:: Required work ::
Only lines with the string "each" are wanted. Pull them out of the data.
[Data for processing — start]
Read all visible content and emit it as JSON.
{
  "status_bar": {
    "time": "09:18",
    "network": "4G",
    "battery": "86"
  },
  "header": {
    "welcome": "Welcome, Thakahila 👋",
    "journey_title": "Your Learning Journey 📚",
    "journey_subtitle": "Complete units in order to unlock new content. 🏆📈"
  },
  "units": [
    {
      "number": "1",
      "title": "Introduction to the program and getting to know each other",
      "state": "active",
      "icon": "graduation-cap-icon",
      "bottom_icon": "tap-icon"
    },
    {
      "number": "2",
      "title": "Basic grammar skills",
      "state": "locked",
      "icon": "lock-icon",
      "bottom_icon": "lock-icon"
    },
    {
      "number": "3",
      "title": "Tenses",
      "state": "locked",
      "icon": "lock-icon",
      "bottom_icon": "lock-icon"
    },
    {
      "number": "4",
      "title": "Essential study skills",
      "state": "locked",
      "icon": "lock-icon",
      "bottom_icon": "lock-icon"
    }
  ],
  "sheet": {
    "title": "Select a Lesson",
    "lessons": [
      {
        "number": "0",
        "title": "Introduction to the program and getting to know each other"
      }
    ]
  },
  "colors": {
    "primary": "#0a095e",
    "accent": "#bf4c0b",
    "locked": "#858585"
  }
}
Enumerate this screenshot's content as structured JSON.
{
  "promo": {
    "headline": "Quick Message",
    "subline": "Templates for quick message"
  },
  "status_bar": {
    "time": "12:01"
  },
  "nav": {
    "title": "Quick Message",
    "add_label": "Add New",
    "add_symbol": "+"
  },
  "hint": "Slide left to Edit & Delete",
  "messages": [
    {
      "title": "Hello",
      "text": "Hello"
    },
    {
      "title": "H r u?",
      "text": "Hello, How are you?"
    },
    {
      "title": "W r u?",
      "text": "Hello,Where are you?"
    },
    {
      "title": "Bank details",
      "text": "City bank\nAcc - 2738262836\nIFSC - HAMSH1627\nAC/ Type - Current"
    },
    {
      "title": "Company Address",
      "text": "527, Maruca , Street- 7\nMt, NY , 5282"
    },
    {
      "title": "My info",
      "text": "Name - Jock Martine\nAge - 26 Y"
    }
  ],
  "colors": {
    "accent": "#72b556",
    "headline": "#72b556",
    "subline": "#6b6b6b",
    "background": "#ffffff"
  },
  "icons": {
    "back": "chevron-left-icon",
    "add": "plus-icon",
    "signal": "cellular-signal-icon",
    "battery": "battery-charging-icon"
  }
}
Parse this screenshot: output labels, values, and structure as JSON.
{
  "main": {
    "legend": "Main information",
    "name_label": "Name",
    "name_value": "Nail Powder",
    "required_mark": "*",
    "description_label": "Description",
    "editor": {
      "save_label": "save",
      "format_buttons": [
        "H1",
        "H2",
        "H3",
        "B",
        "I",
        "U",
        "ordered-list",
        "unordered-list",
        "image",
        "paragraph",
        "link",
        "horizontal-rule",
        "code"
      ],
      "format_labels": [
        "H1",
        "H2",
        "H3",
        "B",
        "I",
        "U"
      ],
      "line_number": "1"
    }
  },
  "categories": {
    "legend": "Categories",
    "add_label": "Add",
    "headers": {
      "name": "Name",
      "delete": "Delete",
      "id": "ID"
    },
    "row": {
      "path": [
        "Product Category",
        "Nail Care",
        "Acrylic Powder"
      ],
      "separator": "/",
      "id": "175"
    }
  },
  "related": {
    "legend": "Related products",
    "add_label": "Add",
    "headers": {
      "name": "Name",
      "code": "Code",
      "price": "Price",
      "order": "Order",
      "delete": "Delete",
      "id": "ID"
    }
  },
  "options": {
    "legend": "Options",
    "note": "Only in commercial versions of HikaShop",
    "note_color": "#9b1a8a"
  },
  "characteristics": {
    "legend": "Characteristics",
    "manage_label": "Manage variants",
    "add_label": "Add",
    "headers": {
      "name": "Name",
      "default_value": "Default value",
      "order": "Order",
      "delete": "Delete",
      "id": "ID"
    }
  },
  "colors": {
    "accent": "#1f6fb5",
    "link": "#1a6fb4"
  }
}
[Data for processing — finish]
:: Result for this task ::
      "title": "Introduction to the program and getting to know each other",
        "title": "Introduction to the program and getting to know each other"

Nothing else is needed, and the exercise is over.